▶ Task goal: Return all entries below exactly. Skip nothing.
#####
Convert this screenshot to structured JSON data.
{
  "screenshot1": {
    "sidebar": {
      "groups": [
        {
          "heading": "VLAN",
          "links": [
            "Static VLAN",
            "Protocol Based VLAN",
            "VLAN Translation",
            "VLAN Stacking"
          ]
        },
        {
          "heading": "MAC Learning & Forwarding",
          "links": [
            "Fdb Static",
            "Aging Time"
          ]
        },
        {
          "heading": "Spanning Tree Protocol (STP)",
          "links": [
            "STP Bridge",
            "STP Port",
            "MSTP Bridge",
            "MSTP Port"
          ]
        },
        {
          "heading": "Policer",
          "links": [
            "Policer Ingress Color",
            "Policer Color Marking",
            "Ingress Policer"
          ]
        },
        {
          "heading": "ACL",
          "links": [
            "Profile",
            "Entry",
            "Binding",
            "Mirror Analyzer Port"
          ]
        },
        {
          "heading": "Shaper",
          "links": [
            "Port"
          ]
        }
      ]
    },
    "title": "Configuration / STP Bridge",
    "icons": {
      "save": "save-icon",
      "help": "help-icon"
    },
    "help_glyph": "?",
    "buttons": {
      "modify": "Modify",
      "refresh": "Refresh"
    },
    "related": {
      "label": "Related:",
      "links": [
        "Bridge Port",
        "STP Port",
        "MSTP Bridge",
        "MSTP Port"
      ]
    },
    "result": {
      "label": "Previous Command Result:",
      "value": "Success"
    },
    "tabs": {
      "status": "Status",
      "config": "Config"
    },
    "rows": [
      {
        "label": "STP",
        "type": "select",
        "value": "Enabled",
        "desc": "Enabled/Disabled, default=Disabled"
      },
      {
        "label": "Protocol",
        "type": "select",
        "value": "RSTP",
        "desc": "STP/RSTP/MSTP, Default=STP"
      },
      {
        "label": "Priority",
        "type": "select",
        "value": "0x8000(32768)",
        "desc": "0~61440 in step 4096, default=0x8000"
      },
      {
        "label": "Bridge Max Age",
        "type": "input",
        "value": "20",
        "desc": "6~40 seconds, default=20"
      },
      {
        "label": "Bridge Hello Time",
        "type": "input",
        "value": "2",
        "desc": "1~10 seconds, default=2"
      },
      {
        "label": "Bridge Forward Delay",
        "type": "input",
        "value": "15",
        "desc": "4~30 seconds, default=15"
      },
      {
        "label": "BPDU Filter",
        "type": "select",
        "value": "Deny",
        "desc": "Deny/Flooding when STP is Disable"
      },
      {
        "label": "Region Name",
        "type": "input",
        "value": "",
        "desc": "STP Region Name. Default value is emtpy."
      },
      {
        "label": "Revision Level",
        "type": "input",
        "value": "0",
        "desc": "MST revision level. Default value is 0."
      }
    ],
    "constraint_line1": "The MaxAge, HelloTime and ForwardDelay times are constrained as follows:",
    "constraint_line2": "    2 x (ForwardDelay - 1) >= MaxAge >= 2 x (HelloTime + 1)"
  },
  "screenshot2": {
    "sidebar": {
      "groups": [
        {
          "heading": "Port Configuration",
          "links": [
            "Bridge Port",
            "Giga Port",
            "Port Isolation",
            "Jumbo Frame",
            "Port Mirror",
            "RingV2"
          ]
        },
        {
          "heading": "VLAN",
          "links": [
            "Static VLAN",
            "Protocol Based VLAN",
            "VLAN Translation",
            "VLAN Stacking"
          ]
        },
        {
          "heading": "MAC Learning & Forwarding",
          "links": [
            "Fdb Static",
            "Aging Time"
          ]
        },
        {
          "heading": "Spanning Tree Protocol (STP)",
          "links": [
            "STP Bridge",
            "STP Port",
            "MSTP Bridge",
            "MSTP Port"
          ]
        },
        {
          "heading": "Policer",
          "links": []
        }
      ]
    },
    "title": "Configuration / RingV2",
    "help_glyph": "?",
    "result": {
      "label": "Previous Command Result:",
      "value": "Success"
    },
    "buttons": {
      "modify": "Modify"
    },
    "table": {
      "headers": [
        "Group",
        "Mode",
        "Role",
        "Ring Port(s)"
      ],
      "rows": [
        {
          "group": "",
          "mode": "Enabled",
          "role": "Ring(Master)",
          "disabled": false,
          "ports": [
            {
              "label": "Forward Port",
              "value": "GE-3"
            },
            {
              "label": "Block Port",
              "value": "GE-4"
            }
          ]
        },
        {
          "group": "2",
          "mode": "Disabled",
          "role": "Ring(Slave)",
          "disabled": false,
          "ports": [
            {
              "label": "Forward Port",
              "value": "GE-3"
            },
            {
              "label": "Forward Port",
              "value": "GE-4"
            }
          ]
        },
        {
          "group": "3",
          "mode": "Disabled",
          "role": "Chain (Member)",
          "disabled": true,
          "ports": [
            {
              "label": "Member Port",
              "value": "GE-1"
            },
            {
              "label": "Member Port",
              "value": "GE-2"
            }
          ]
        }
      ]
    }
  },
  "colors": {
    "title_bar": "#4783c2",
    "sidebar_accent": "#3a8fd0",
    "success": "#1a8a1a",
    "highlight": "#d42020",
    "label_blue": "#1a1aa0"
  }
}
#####
▶ Solution to the problem:
Convert this screenshot to structured JSON data.
{
  "screenshot1": {
    "sidebar": {
      "groups": [
        {
          "heading": "VLAN",
          "links": [
            "Static VLAN",
            "Protocol Based VLAN",
            "VLAN Translation",
            "VLAN Stacking"
          ]
        },
        {
          "heading": "MAC Learning & Forwarding",
          "links": [
            "Fdb Static",
            "Aging Time"
          ]
        },
        {
          "heading": "Spanning Tree Protocol (STP)",
          "links": [
            "STP Bridge",
            "STP Port",
            "MSTP Bridge",
            "MSTP Port"
          ]
        },
        {
          "heading": "Policer",
          "links": [
            "Policer Ingress Color",
            "Policer Color Marking",
            "Ingress Policer"
          ]
        },
        {
          "heading": "ACL",
          "links": [
            "Profile",
            "Entry",
            "Binding",
            "Mirror Analyzer Port"
          ]
        },
        {
          "heading": "Shaper",
          "links": [
            "Port"
          ]
        }
      ]
    },
    "title": "Configuration / STP Bridge",
    "icons": {
      "save": "save-icon",
      "help": "help-icon"
    },
    "help_glyph": "?",
    "buttons": {
      "modify": "Modify",
      "refresh": "Refresh"
    },
    "related": {
      "label": "Related:",
      "links": [
        "Bridge Port",
        "STP Port",
        "MSTP Bridge",
        "MSTP Port"
      ]
    },
    "result": {
      "label": "Previous Command Result:",
      "value": "Success"
    },
    "tabs": {
      "status": "Status",
      "config": "Config"
    },
    "rows": [
      {
        "label": "STP",
        "type": "select",
        "value": "Enabled",
        "desc": "Enabled/Disabled, default=Disabled"
      },
      {
        "label": "Protocol",
        "type": "select",
        "value": "RSTP",
        "desc": "STP/RSTP/MSTP, Default=STP"
      },
      {
        "label": "Priority",
        "type": "select",
        "value": "0x8000(32768)",
        "desc": "0~61440 in step 4096, default=0x8000"
      },
      {
        "label": "Bridge Max Age",
        "type": "input",
        "value": "20",
        "desc": "6~40 seconds, default=20"
      },
      {
        "label": "Bridge Hello Time",
        "type": "input",
        "value": "2",
        "desc": "1~10 seconds, default=2"
      },
      {
        "label": "Bridge Forward Delay",
        "type": "input",
        "value": "15",
        "desc": "4~30 seconds, default=15"
      },
      {
        "label": "BPDU Filter",
        "type": "select",
        "value": "Deny",
        "desc": "Deny/Flooding when STP is Disable"
      },
      {
        "label": "Region Name",
        "type": "input",
        "value": "",
        "desc": "STP Region Name. Default value is emtpy."
      },
      {
        "label": "Revision Level",
        "type": "input",
        "value": "0",
        "desc": "MST revision level. Default value is 0."
      }
    ],
    "constraint_line1": "The MaxAge, HelloTime and ForwardDelay times are constrained as follows:",
    "constraint_line2": "    2 x (ForwardDelay - 1) >= MaxAge >= 2 x (HelloTime + 1)"
  },
  "screenshot2": {
    "sidebar": {
      "groups": [
        {
          "heading": "Port Configuration",
          "links": [
            "Bridge Port",
            "Giga Port",
            "Port Isolation",
            "Jumbo Frame",
            "Port Mirror",
            "RingV2"
          ]
        },
        {
          "heading": "VLAN",
          "links": [
            "Static VLAN",
            "Protocol Based VLAN",
            "VLAN Translation",
            "VLAN Stacking"
          ]
        },
        {
          "heading": "MAC Learning & Forwarding",
          "links": [
            "Fdb Static",
            "Aging Time"
          ]
        },
        {
          "heading": "Spanning Tree Protocol (STP)",
          "links": [
            "STP Bridge",
            "STP Port",
            "MSTP Bridge",
            "MSTP Port"
          ]
        },
        {
          "heading": "Policer",
          "links": []
        }
      ]
    },
    "title": "Configuration / RingV2",
    "help_glyph": "?",
    "result": {
      "label": "Previous Command Result:",
      "value": "Success"
    },
    "buttons": {
      "modify": "Modify"
    },
    "table": {
      "headers": [
        "Group",
        "Mode",
        "Role",
        "Ring Port(s)"
      ],
      "rows": [
        {
          "group": "",
          "mode": "Enabled",
          "role": "Ring(Master)",
          "disabled": false,
          "ports": [
            {
              "label": "Forward Port",
              "value": "GE-3"
            },
            {
              "label": "Block Port",
              "value": "GE-4"
            }
          ]
        },
        {
          "group": "2",
          "mode": "Disabled",
          "role": "Ring(Slave)",
          "disabled": false,
          "ports": [
            {
              "label": "Forward Port",
              "value": "GE-3"
            },
            {
              "label": "Forward Port",
              "value": "GE-4"
            }
          ]
        },
        {
          "group": "3",
          "mode": "Disabled",
          "role": "Chain (Member)",
          "disabled": true,
          "ports": [
            {
              "label": "Member Port",
              "value": "GE-1"
            },
            {
              "label": "Member Port",
              "value": "GE-2"
            }
          ]
        }
      ]
    }
  },
  "colors": {
    "title_bar": "#4783c2",
    "sidebar_accent": "#3a8fd0",
    "success": "#1a8a1a",
    "highlight": "#d42020",
    "label_blue": "#1a1aa0"
  }
}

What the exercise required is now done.